|This weekly bulletin insert complements the curriculum published by the Department of Christian Education of the Orthodox Church in America. This and many other Christian Education resources are available at http://dce.oca.org.|
On January 12 and 13 we read from the letter of James (3:1-4:6), who writes about the gift of speech. He describes the power speech can have for good or evil, depending on how we use it. Though the tongue is a very small instrument, he writes, it is a fire, and even a huge forest can be set ablaze by a tiny fire.
James strikingly contrasts the two ways we can use our tongues to speak: "With it we bless the Lord and Father, and with it we curse those who are made in the likeness of God. From the same mouth come blessing and cursing. My brothers and sisters, this ought not to be so. Does a spring pour forth from the same opening both fresh and brackish water? Can a fig tree, my brothers and sisters, yield olives, or a grapevine yield figs? No more can salt water yield fresh" (3:9-12).

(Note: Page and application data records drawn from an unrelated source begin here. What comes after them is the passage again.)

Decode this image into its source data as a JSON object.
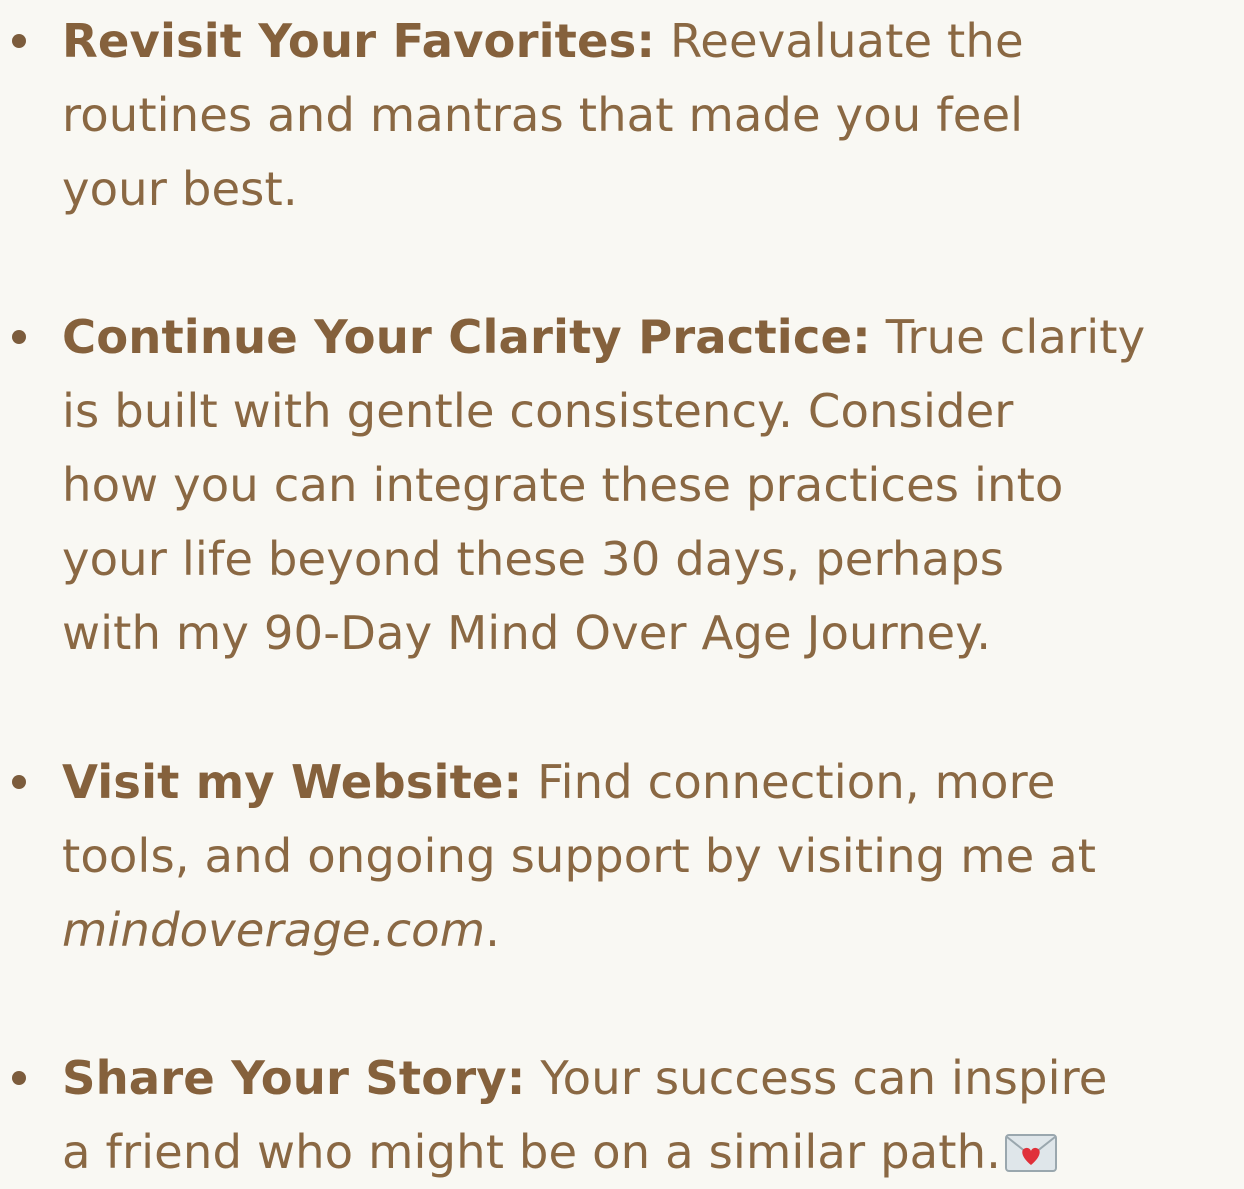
{
  "items": [
    {
      "term": "Revisit Your Favorites:",
      "lines": [
        "Reevaluate the",
        "routines and mantras that made you feel",
        "your best."
      ]
    },
    {
      "term": "Continue Your Clarity Practice:",
      "lines": [
        "True clarity",
        "is built with gentle consistency. Consider",
        "how you can integrate these practices into",
        "your life beyond these 30 days, perhaps",
        "with my 90-Day Mind Over Age Journey."
      ]
    },
    {
      "term": "Visit my Website:",
      "lines": [
        "Find connection, more",
        "tools, and ongoing support by visiting me at"
      ],
      "link": "mindoverage.com",
      "link_suffix": "."
    },
    {
      "term": "Share Your Story:",
      "lines": [
        "Your success can inspire",
        "a friend who might be on a similar path."
      ],
      "icon": "love-letter-icon"
    }
  ],
  "colors": {
    "background": "#f9f8f3",
    "text": "#8a6843",
    "bullet": "#7c5c3c"
  }
}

But it is not only the way we speak that's important. We also need to be sure that the particular words we choose are meaningful, and faithful to the truth. Empty words, meaningless chattering words, are a waste of the gift of speech, and lies of course are violations of the purpose of speech. On the 13th we remember a saint who wrote about the need for meaningful and truthful words. He is Hilary of Poitiers.

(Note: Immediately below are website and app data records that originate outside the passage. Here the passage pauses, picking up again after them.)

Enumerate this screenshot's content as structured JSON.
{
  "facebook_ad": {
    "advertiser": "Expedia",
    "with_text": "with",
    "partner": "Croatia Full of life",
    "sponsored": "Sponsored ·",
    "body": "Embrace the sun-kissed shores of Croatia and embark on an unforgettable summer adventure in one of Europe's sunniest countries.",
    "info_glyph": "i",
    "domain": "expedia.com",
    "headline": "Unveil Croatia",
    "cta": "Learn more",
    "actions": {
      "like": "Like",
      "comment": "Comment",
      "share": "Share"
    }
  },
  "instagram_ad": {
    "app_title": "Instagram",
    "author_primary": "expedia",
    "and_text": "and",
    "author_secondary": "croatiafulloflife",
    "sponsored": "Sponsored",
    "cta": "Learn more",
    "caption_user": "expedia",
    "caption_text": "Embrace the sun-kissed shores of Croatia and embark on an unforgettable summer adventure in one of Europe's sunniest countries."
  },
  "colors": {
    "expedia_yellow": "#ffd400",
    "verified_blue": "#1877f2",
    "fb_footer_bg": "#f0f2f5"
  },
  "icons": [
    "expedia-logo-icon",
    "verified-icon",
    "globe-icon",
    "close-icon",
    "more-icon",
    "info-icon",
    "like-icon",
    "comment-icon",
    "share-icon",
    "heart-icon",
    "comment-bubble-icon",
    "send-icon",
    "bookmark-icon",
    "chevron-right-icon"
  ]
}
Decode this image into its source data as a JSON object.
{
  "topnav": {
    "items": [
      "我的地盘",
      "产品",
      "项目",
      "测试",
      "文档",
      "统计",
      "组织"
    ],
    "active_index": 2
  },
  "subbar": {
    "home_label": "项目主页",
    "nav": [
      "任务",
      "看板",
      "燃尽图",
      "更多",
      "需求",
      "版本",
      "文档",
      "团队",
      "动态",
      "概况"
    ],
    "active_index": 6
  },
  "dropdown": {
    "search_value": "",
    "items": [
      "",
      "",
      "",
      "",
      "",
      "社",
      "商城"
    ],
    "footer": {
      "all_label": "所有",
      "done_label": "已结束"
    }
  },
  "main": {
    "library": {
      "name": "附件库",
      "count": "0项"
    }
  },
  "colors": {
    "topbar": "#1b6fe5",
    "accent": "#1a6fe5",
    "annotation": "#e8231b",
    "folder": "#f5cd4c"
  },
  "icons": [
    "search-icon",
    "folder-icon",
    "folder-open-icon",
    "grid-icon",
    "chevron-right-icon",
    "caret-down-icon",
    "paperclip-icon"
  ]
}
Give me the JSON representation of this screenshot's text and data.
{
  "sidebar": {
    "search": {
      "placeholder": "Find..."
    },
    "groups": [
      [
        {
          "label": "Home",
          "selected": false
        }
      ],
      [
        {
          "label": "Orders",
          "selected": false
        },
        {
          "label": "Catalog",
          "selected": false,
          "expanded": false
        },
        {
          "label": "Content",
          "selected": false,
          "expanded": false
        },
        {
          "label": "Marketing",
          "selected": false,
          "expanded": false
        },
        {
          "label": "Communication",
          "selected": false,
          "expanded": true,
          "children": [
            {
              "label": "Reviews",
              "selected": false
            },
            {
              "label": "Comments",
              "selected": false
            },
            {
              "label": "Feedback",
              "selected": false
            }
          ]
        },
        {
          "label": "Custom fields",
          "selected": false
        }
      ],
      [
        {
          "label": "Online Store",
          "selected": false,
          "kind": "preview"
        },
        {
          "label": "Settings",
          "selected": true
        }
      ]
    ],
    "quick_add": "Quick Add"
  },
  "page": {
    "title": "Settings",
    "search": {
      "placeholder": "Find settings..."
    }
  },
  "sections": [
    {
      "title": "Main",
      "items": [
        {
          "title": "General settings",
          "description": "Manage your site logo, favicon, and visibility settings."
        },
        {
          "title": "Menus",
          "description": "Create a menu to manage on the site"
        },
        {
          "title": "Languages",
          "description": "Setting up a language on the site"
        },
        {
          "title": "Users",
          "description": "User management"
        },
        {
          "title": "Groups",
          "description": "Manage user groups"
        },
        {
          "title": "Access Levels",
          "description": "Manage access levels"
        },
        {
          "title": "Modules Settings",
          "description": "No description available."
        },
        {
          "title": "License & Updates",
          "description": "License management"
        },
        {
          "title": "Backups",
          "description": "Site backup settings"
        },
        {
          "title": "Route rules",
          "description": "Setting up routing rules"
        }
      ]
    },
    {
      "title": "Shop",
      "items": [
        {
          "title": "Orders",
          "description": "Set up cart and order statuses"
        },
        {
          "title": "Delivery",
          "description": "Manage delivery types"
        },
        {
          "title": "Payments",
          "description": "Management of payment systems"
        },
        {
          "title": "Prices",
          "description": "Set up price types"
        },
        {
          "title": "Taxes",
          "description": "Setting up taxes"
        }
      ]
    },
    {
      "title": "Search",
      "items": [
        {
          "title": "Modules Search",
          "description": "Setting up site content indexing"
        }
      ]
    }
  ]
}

Born in Poitiers, France, Hilary had an excellent education which included Greek—unusual for a fourth-century Western European. Married and a father, he was so admired in Poitiers that he was elected bishop in about 353. But only three years later he was banished to Phrygia for several years. This was the result of his arguments against heretical Arian teachings. His writings, and his defense of Saint Athanasius, were so compelling that he is sometimes called the "Athanasius of the West." But the emperor was not pleased, and allowed Hilary's enemies to banish him.
Even in exile, Hilary continued to govern his diocese in France. It was during this time that he studied some of the Eastern Fathers' writings, and deepened his understanding of the Church's teachings about the Trinity. This enabled him to write about the importance of using the right words, both meaningful and true, to speak about the Three Divine Persons: "For one to attempt to speak of God in terms more precise than He Himself has used—to undertake such a thing is to embark upon the boundless, to dare the incomprehensible. He fixed the names of His nature: Father, Son, and Holy Spirit. Whatever is sought over and above this is beyond the limits of perception, beyond the embrace of understanding."

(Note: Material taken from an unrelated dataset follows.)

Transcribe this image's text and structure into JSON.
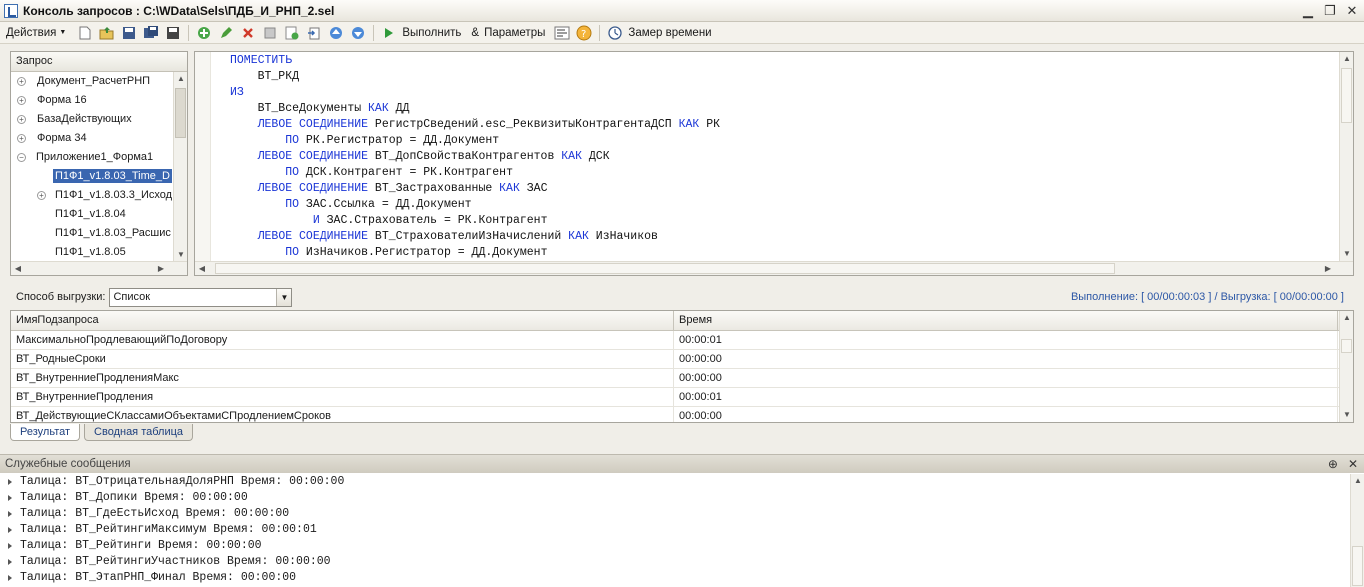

Saint Hilary would object to the modern effort to find words other than Father, Son and Holy Spirit to identify the Persons of the Trinity. He would agree with James that words and speech are important, because both have been given to us by God.